Data extracted from a collection:
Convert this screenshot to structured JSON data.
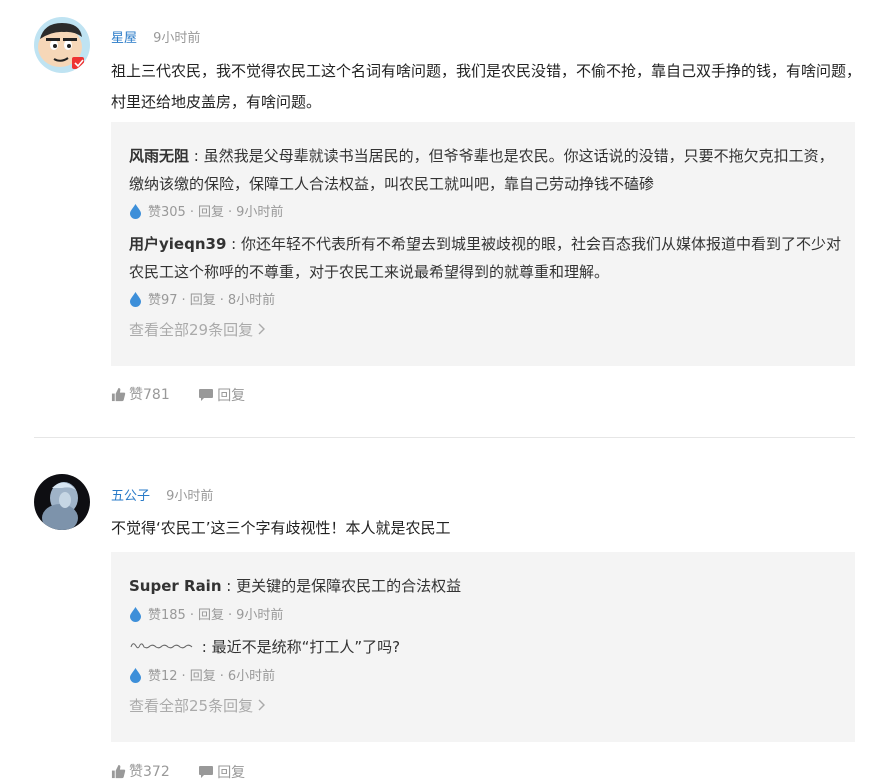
{
  "comments": [
    {
      "author": "星屋",
      "time": "9小时前",
      "text": "祖上三代农民，我不觉得农民工这个名词有啥问题，我们是农民没错，不偷不抢，靠自己双手挣的钱，有啥问题，村里还给地皮盖房，有啥问题。",
      "replies": [
        {
          "name": "风雨无阻",
          "text": "虽然我是父母辈就读书当居民的，但爷爷辈也是农民。你这话说的没错，只要不拖欠克扣工资，缴纳该缴的保险，保障工人合法权益，叫农民工就叫吧，靠自己劳动挣钱不磕碜",
          "likes": "赞305",
          "reply_label": "回复",
          "time": "9小时前"
        },
        {
          "name": "用户yieqn39",
          "text": "你还年轻不代表所有不希望去到城里被歧视的眼，社会百态我们从媒体报道中看到了不少对农民工这个称呼的不尊重，对于农民工来说最希望得到的就尊重和理解。",
          "likes": "赞97",
          "reply_label": "回复",
          "time": "8小时前"
        }
      ],
      "view_all": "查看全部29条回复",
      "like_count": "赞781",
      "reply_label": "回复"
    },
    {
      "author": "五公子",
      "time": "9小时前",
      "text": "不觉得‘农民工’这三个字有歧视性！本人就是农民工",
      "replies": [
        {
          "name": "Super Rain",
          "text": "更关键的是保障农民工的合法权益",
          "likes": "赞185",
          "reply_label": "回复",
          "time": "9小时前"
        },
        {
          "name": "",
          "text": "最近不是统称“打工人”了吗?",
          "likes": "赞12",
          "reply_label": "回复",
          "time": "6小时前"
        }
      ],
      "view_all": "查看全部25条回复",
      "like_count": "赞372",
      "reply_label": "回复"
    }
  ],
  "colors": {
    "author": "#2a7bc8",
    "reply_bg": "#f4f4f4",
    "drop": "#3d8fd9"
  },
  "icons": [
    "water-drop-icon",
    "thumbs-up-icon",
    "speech-bubble-icon",
    "chevron-right-icon"
  ]
}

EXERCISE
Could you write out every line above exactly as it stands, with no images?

OUTPUT FOR THIS TASK
Convert this screenshot to structured JSON data.
{
  "comments": [
    {
      "author": "星屋",
      "time": "9小时前",
      "text": "祖上三代农民，我不觉得农民工这个名词有啥问题，我们是农民没错，不偷不抢，靠自己双手挣的钱，有啥问题，村里还给地皮盖房，有啥问题。",
      "replies": [
        {
          "name": "风雨无阻",
          "text": "虽然我是父母辈就读书当居民的，但爷爷辈也是农民。你这话说的没错，只要不拖欠克扣工资，缴纳该缴的保险，保障工人合法权益，叫农民工就叫吧，靠自己劳动挣钱不磕碜",
          "likes": "赞305",
          "reply_label": "回复",
          "time": "9小时前"
        },
        {
          "name": "用户yieqn39",
          "text": "你还年轻不代表所有不希望去到城里被歧视的眼，社会百态我们从媒体报道中看到了不少对农民工这个称呼的不尊重，对于农民工来说最希望得到的就尊重和理解。",
          "likes": "赞97",
          "reply_label": "回复",
          "time": "8小时前"
        }
      ],
      "view_all": "查看全部29条回复",
      "like_count": "赞781",
      "reply_label": "回复"
    },
    {
      "author": "五公子",
      "time": "9小时前",
      "text": "不觉得‘农民工’这三个字有歧视性！本人就是农民工",
      "replies": [
        {
          "name": "Super Rain",
          "text": "更关键的是保障农民工的合法权益",
          "likes": "赞185",
          "reply_label": "回复",
          "time": "9小时前"
        },
        {
          "name": "",
          "text": "最近不是统称“打工人”了吗?",
          "likes": "赞12",
          "reply_label": "回复",
          "time": "6小时前"
        }
      ],
      "view_all": "查看全部25条回复",
      "like_count": "赞372",
      "reply_label": "回复"
    }
  ],
  "colors": {
    "author": "#2a7bc8",
    "reply_bg": "#f4f4f4",
    "drop": "#3d8fd9"
  },
  "icons": [
    "water-drop-icon",
    "thumbs-up-icon",
    "speech-bubble-icon",
    "chevron-right-icon"
  ]
}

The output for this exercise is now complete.